From 1 April 2012 Natural England has made its publically available Geographic Information datasets available under the Open Government Licence.
This means that datasets about areas of significance for the natural environment such as our protected site boundaries, habitat inventories, open access land and scheme agreements are now made available under a perpetual licence for commercial and non-commercial reuse.
The Open Government Licence is designed to allow anyone - businesses, individuals, charities and community groups - to re-use public sector information without having to pay or get specific permission. It is designed to ensure everyone benefits from government information published under the UK Government’s transparency agenda.
This change means that our datasets can be used in services such as Google Earth and in your own websites, services and applications without restrictions so long as data isn’t used in a misleading way and that you make a link to the licence on our website.
We would welcome feedback and thoughts on how this will change the way our data can be used.
Latest News from
Badger control measures authorised in west Gloucestershire and west Somerset27/08/2014 13:10:00
Natural England confirmed that all the criteria have been met to allow the second of four years of badger culling to start in west Gloucestershire and west Somerset, to prevent the spread of bovine tuberculosis (bTB).
First successful breeding record of ospreys at National Nature Reserve21/08/2014 07:05:00
A pair of rare ospreys have successfully raised two male chicks on Natural England’s Roudsea Wood and Mosses National Nature Reserve in South Cumbria, the organisation announced today.
Critically endangered tansy beetle re-discovered at Woodwalton Fen NNR after a 40 year absence07/08/2014 11:10:00

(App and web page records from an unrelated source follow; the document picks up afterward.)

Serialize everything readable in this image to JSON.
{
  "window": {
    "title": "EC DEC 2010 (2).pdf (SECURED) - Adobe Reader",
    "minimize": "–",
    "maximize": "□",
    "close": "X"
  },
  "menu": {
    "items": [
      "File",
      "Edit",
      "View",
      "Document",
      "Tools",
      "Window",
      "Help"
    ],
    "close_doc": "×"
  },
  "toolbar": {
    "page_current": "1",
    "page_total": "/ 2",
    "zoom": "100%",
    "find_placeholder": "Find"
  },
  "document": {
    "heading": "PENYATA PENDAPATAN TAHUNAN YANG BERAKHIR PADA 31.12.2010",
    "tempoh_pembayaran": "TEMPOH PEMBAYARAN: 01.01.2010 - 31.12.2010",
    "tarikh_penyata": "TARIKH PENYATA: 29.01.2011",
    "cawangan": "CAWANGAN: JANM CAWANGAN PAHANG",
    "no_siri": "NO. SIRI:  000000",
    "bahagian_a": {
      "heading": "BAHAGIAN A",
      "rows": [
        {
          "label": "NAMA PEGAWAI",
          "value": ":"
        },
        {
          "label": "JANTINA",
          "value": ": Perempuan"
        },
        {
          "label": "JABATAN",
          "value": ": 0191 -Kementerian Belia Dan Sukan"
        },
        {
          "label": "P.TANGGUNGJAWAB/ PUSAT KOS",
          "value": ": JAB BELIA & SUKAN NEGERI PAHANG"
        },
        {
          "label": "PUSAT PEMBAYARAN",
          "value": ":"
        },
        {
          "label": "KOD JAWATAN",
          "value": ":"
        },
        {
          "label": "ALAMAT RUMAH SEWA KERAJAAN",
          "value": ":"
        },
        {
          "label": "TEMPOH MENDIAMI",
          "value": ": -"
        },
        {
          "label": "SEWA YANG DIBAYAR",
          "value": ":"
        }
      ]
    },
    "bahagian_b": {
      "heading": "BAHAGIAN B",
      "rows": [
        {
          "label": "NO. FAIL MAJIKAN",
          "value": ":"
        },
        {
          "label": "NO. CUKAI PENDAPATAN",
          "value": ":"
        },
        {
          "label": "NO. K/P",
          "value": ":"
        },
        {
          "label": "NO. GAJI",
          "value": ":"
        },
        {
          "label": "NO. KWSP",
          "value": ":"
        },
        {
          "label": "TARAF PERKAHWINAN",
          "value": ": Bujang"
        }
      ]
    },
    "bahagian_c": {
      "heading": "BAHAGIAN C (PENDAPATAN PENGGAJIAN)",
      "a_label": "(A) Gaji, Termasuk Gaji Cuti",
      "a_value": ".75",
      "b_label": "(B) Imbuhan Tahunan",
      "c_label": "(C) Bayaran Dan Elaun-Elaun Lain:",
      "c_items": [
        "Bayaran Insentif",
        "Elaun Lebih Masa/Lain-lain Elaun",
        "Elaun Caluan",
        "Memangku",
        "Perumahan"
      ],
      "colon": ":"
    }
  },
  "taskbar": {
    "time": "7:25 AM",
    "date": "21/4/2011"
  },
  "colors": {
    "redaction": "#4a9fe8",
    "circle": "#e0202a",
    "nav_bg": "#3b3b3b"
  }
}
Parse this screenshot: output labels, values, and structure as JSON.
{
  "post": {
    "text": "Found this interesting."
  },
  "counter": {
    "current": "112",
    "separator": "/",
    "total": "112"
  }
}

The rare and visually stunning iridescent green tansy beetle (Chrysolina graminis) – was believed to have one last remaining stronghold in the UK on a 30km stretch of the banks of the river Ouse in York. Now a momentous discovery has shown the existence of another population in the East Anglian fens.